  • Weber, David J. The Spanish Frontier in North America. New Haven: Yale University Press, 1992.

Settling Russian Alaska

  • Basil Dmytryshyn, E.A.P. Crownhart-Vaughan, and Thomas Vaughan, eds. Russian Penetration of the North Pacific Ocean, 1700-1797. Portland: Oregon Historical Society Press, 1988.
  • Grinëv, Andrei V. “The First Russian Settlers in Alaska.” The Historian 75, no. 3 (2013): 443-74. http://www.jstor.org/stable/24456115.

Life Story: Margrieta van Varick

  • Piwonka, Ruth. “Margrieta van Varick in the West: Inventory of a Life,” Dutch New York Between East and West: The World of Margrieta van Varick, ed. Deborah L. Krohn and Peter N. Miller. New Haven: Yale University Press, 2009.
  • Voorhees, David William. “Flatbush in the Time of the van Varicks,” Dutch New York Between East and West: The World of Margrieta van Varick, ed. Deborah L. Krohn and Peter N. Miller. New Haven: Yale University Press, 2009.
  • Voorhees, David William.  “Margrieta van Varick in the East: Traces of a Life,” Dutch New York Between East and West: The World of Margrieta van Varick, ed. Deborah L. Krohn and Peter N. Miller. New Haven: Yale University Press, 2009.

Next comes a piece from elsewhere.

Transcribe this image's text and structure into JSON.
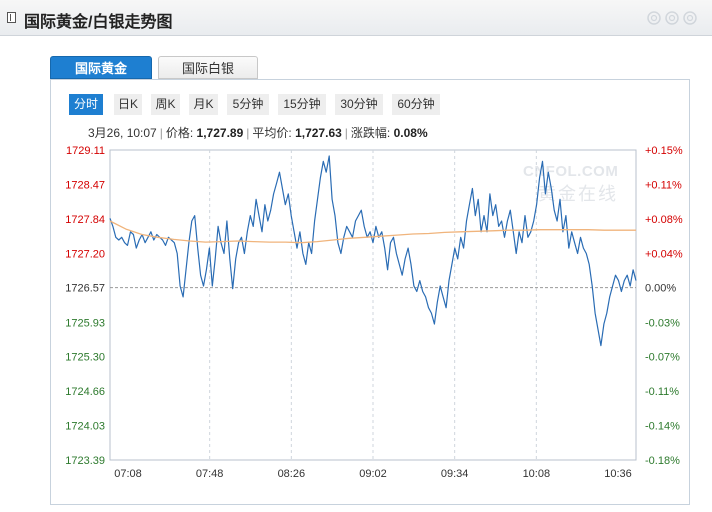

Life Story: Sarah

  • Bond, Richard E. “Shaping a Conspiracy: Black Testimony in the 1741 New York Plot.” Early American Studies 5, no. 1 (2007): 63-94. http://www.jstor.org/stable/23546545.
  • Doolen, Andy. “Reading and Writing Terror: The New York Conspiracy Trials of 1741.” American Literary History 16, no. 3 (2004): 377-406. http://www.jstor.org/stable/3568057
  • Horsmanden, Daniel. The New-York conspiracy, or, A history of the Negro plot : with the journal of the proceedings against the conspirators at New-York in the years 1741-2 : together with several interesting tables, containing the names of the white and black persons arrested on account of the conspiracy–the times of their trials–their sentences–their executions by burning and hangings–names of those transported, and those discharged : with a variety of other useful and highly interesting matter. New York: Southwick and Pelsue, 1810.
  • Plaag, Eric W. “New York’s 1741 Slave Conspiracy in a Climate of Fear and Anxiety.” New York History 84, no. 3 (2003): 275-99. http://www.jstor.org/stable/23183369
  • Szasz, Ferenc M. “The New York Slave Revolt of 1741: A Re-Examination.” New York History 48, no. 3 (1967): 215-30. http://www.jstor.org/stable/23162951

Life Story: McLennan’s Female Slave

  • Jensen, Joan M. Loosening the Bonds: Mid-Atlantic Far